Shifting the lanes any further north and away from the blue whales’ hangout would prove difficult if not impossible given the narrow amount of wiggle room between the islands, the channel’s oil rigs, and the mainland. If many scientists could have their druthers, the lanes would be moved completely south of the islands, but that could open new conflicts between ships and other whale species. There’s also the ever-looming presence of the Ventura Navy Base’s 36,000-square-mile offshore test range that can sometimes impact ship access and timing.

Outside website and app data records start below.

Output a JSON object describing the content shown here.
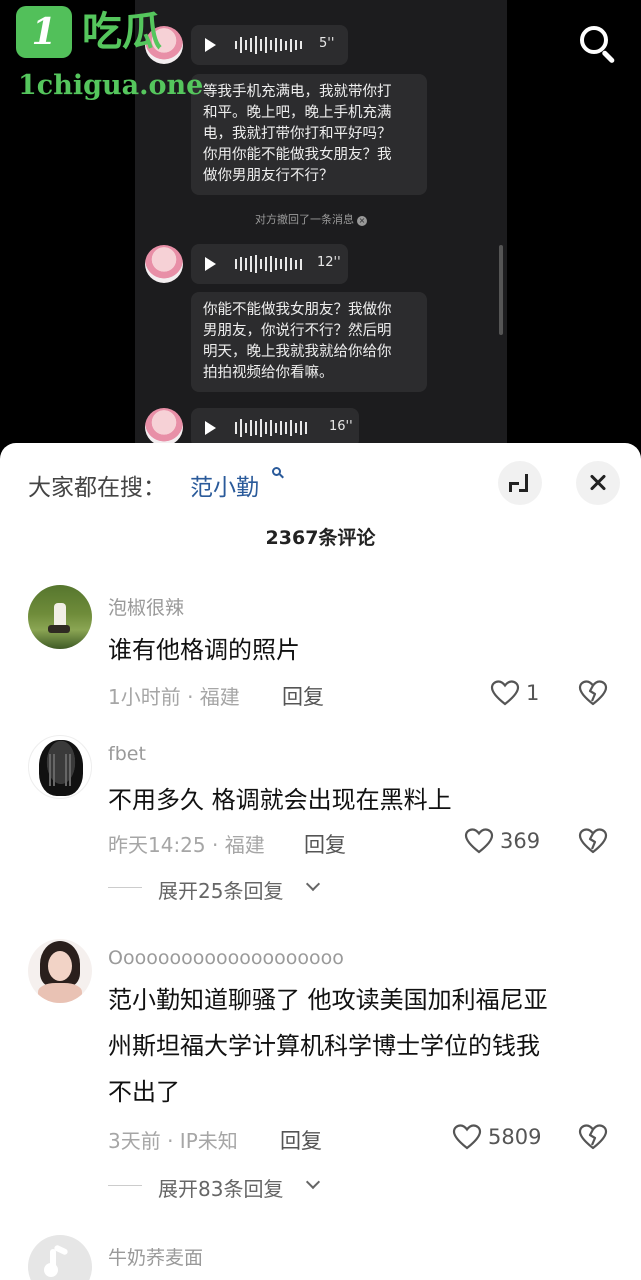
{
  "watermark": {
    "badge": "1",
    "name": "吃瓜",
    "url": "1chigua.one"
  },
  "chat": {
    "voices": [
      {
        "duration": "5''"
      },
      {
        "duration": "12''"
      },
      {
        "duration": "16''"
      }
    ],
    "bubbles": [
      [
        "等我手机充满电，我就带你打",
        "和平。晚上吧，晚上手机充满",
        "电，我就打带你打和平好吗？",
        "你用你能不能做我女朋友？我",
        "做你男朋友行不行？"
      ],
      [
        "你能不能做我女朋友？我做你",
        "男朋友，你说行不行？然后明",
        "明天，晚上我就我就给你给你",
        "拍拍视频给你看嘛。"
      ]
    ],
    "recall_notice": "对方撤回了一条消息"
  },
  "sheet": {
    "trending_label": "大家都在搜：",
    "trending_keyword": "范小勤",
    "comment_count": "2367条评论"
  },
  "comments": [
    {
      "user": "泡椒很辣",
      "lines": [
        "谁有他格调的照片"
      ],
      "time_location": "1小时前 · 福建",
      "reply_label": "回复",
      "likes": "1"
    },
    {
      "user": "fbet",
      "lines": [
        "不用多久 格调就会出现在黑料上"
      ],
      "time_location": "昨天14:25 · 福建",
      "reply_label": "回复",
      "likes": "369",
      "expand": "展开25条回复"
    },
    {
      "user": "Oooooooooooooooooooo",
      "lines": [
        "范小勤知道聊骚了  他攻读美国加利福尼亚",
        "州斯坦福大学计算机科学博士学位的钱我",
        "不出了"
      ],
      "time_location": "3天前 · IP未知",
      "reply_label": "回复",
      "likes": "5809",
      "expand": "展开83条回复"
    },
    {
      "user": "牛奶荞麦面"
    }
  ],
  "colors": {
    "accent_link": "#2a5a9a",
    "watermark_green": "#52c05a",
    "chat_bg": "#1c1c1e"
  },
  "icons": [
    "play-icon",
    "search-icon",
    "expand-icon",
    "close-icon",
    "heart-icon",
    "dislike-heart-icon",
    "chevron-down-icon"
  ]
}
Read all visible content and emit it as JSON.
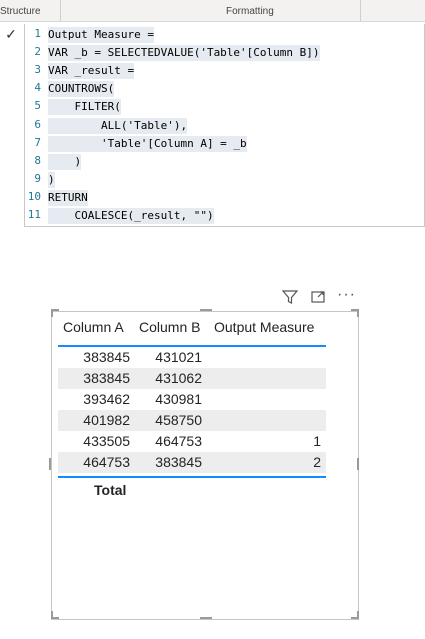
{
  "ribbon": {
    "left_label": "Structure",
    "right_label": "Formatting"
  },
  "editor": {
    "check_symbol": "✓",
    "lines": [
      {
        "no": "1",
        "text": "Output Measure ="
      },
      {
        "no": "2",
        "text": "VAR _b = SELECTEDVALUE('Table'[Column B])"
      },
      {
        "no": "3",
        "text": "VAR _result ="
      },
      {
        "no": "4",
        "text": "COUNTROWS("
      },
      {
        "no": "5",
        "text": "    FILTER("
      },
      {
        "no": "6",
        "text": "        ALL('Table'),"
      },
      {
        "no": "7",
        "text": "        'Table'[Column A] = _b"
      },
      {
        "no": "8",
        "text": "    )"
      },
      {
        "no": "9",
        "text": ")"
      },
      {
        "no": "10",
        "text": "RETURN"
      },
      {
        "no": "11",
        "text": "    COALESCE(_result, \"\")"
      }
    ]
  },
  "visual": {
    "icons": [
      "filter-icon",
      "focus-mode-icon",
      "more-options-icon"
    ],
    "columns": [
      "Column A",
      "Column B",
      "Output Measure"
    ],
    "rows": [
      {
        "a": "383845",
        "b": "431021",
        "m": ""
      },
      {
        "a": "383845",
        "b": "431062",
        "m": ""
      },
      {
        "a": "393462",
        "b": "430981",
        "m": ""
      },
      {
        "a": "401982",
        "b": "458750",
        "m": ""
      },
      {
        "a": "433505",
        "b": "464753",
        "m": "1"
      },
      {
        "a": "464753",
        "b": "383845",
        "m": "2"
      }
    ],
    "total_label": "Total"
  }
}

T.L. Garrett, who represents 90-plus American carriers as vice president of the Pacific Merchant Shipping Association, said it’s always been his trade group’s objective to minimize or eliminate ship strikes. He said the recent study is “a good encapsulation of where we’re at” but that more research is needed before any new changes can be seriously considered. He pointed to a ship-traffic scheme developed off the coast of Boston that relied on data from 350,000 whale sightings over a 24-year period. The ultimate goal, he said, is to develop a “dynamic management system” that can track whale locations inside and outside the channel in real time.

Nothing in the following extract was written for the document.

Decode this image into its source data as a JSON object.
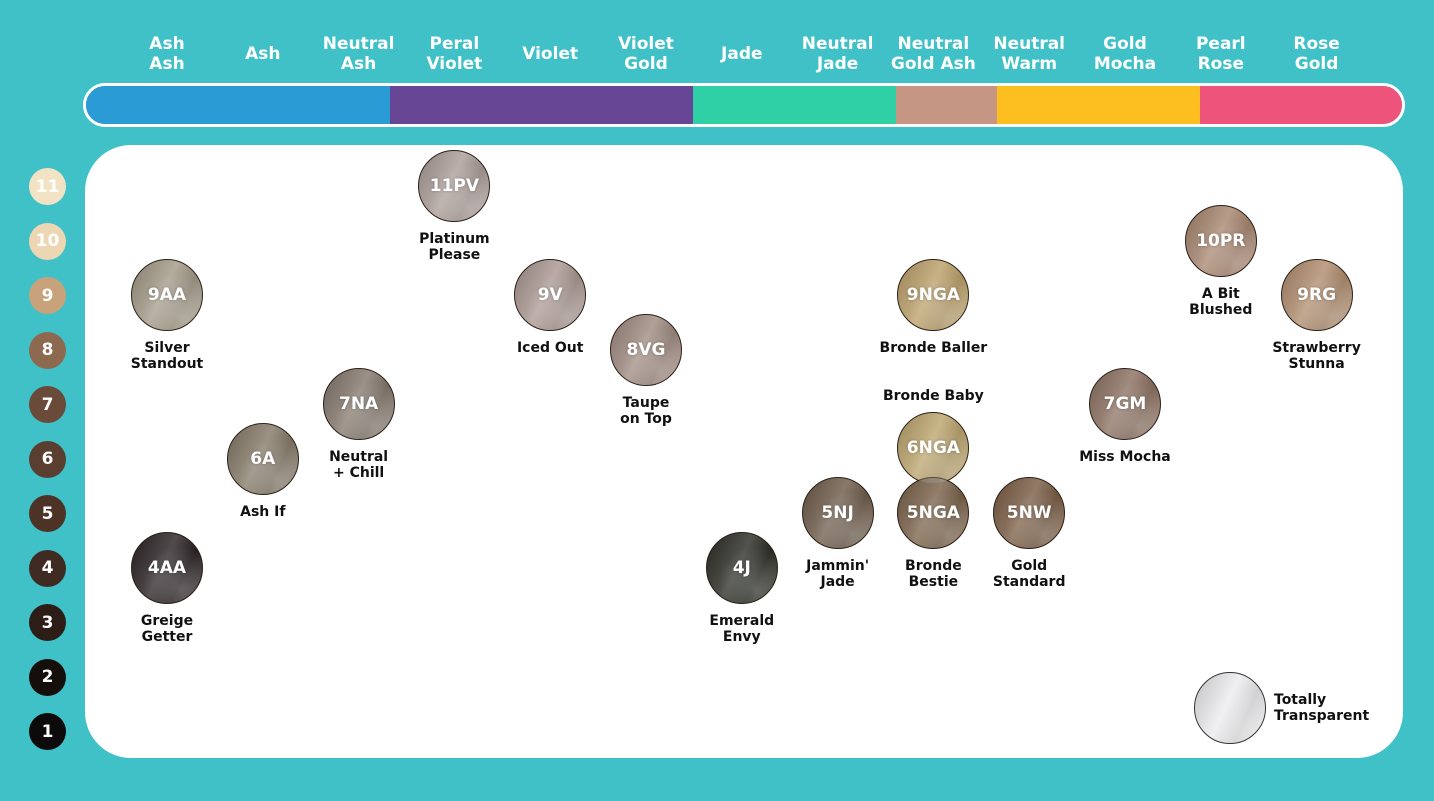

Garrett lauded NOAA and the Channel Islands National Marine Sanctuary’s ongoing outreach to his industry and their respect of potential economic impacts to shippers when vetting new regulations. Garrett has been similarly complimented by environmentalists for embracing progressive, science-based solutions to problems affecting both sets of stakeholders, a rare collaboration in the often contentious dynamic between scientists and businesspeople.
In a fortuitous stroke of good timing, a coalition of government, nonprofit, and environmental groups made a joint announcement on Monday that a trial incentive program has kicked off to slow ships in the channel. Reducing boat speeds from 14-18 knots to 12 knots or less, explained Sean Hastings with the Channel Islands National Marine Sanctuary, will not only better protect whales but also cut back on the massive amounts of pollution tankers spew into the air. The Santa Barbara County Air Pollution Control District has frequently noted that 50 percent of the area’s smog-forming pollution comes from the smokestacks of big ships passing through.
Six global shipping companies have signed onto the program and agreed to slow down in exchange for $2,500 per trip, Hastings said. There’s only enough funding for 16 reimbursements, though the coalition fielded 25 requests to be included in the trial. “It’s a great problem to have,” Hastings said, explaining he’s hopeful more money will become available in the coming months and years. Since 2007, the sanctuary and Coast Guard had asked ship captains to voluntarily ease back on the throttle, but the effort was a dud, Hastings admitted. “This time, we’re putting more carrots on the table.”
The new push was created after similar incentive programs in SoCal ports saw compliance rates above 90 percent. “It doesn’t always need to be regulation and lawsuits,” said Hastings of the model. Stressing that safe navigation for all channel boaters is at the forefront of his and the sanctuary’s minds, Hastings said the organization’s advisory board will continue to look at how big of an impact last year’s lane shift has had on the blue whales and what additional changes can and should be studied to better protect the air and the animals, even after they swim away. “We might just change the world here in a very small part of the ocean,” he said, “and isn’t that the idea?”